__WHAT THE TASK REQUIRES__
Below is a listing. Gather each line of it that contains "Tools".

-- DATA EXCERPTS follows --

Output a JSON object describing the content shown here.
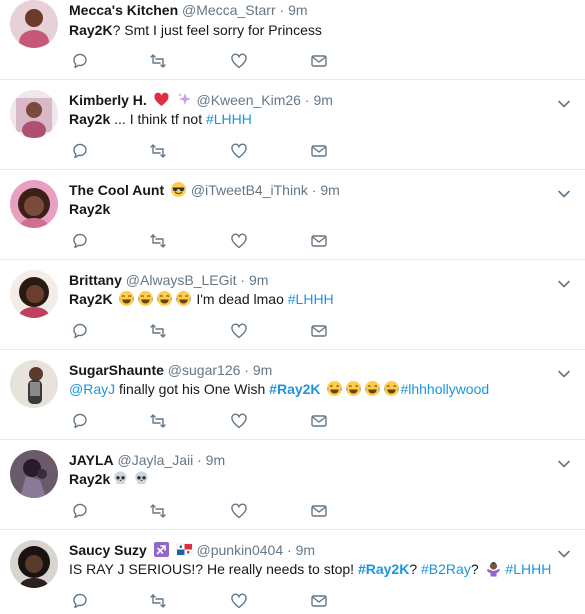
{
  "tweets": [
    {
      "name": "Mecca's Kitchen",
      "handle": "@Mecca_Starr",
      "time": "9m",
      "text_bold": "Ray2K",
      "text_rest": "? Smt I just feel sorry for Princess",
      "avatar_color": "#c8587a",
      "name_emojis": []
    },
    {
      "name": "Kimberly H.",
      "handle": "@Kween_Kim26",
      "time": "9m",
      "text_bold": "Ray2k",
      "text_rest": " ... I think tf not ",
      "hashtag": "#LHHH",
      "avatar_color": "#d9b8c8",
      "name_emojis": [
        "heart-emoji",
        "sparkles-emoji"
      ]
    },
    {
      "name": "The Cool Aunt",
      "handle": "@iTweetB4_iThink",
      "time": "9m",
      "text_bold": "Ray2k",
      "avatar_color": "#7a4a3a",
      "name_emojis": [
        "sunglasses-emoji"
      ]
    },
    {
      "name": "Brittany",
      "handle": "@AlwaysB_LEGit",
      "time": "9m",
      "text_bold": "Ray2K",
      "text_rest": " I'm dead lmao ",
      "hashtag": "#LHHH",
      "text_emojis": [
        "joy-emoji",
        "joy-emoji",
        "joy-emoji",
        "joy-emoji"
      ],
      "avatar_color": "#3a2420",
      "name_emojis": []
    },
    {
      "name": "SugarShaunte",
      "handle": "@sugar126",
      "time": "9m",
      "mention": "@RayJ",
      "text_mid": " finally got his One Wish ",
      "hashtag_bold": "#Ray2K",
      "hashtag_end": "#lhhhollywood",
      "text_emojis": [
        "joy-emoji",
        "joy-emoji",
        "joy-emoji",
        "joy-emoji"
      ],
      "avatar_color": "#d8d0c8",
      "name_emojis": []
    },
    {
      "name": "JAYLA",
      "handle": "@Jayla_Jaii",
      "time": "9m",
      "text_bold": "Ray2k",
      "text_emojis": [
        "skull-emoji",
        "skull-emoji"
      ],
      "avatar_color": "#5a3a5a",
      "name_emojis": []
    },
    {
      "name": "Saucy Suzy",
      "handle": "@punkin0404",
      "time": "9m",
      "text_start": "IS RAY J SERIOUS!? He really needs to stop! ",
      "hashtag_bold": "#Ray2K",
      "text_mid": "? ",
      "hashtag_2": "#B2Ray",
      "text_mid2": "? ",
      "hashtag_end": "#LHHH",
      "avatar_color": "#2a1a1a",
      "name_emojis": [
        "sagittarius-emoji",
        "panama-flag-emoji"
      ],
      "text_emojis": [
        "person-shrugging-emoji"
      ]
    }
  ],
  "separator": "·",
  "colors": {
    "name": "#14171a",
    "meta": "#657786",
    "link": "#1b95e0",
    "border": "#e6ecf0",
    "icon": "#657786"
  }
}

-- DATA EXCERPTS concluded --
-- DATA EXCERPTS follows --

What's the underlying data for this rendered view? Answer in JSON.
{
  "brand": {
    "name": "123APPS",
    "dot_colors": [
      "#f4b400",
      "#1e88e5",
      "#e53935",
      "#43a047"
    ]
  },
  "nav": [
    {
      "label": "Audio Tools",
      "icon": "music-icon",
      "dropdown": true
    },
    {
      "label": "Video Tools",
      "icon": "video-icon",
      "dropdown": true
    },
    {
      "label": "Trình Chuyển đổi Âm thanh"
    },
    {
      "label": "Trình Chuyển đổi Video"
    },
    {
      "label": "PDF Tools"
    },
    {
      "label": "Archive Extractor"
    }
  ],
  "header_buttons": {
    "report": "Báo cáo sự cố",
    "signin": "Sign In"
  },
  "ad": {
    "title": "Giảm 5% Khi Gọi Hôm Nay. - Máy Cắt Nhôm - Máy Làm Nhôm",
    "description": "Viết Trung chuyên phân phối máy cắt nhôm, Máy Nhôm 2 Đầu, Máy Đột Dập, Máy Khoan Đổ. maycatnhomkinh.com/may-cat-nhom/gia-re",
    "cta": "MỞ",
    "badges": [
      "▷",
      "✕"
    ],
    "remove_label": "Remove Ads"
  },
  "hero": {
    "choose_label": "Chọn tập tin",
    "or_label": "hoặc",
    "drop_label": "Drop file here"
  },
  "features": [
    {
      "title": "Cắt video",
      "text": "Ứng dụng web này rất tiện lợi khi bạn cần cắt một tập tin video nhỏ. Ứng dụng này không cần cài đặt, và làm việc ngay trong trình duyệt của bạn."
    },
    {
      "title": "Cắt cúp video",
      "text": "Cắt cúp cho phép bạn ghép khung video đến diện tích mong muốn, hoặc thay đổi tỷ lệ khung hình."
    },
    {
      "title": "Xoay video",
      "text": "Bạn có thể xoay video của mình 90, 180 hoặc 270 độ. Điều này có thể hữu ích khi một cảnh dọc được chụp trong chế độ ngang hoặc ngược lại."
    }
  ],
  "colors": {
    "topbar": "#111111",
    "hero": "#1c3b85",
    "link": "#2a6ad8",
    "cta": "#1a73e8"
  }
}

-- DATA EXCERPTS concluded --

__ANSWER SPACE__
      "label": "Audio Tools",
      "label": "Video Tools",
      "label": "PDF Tools"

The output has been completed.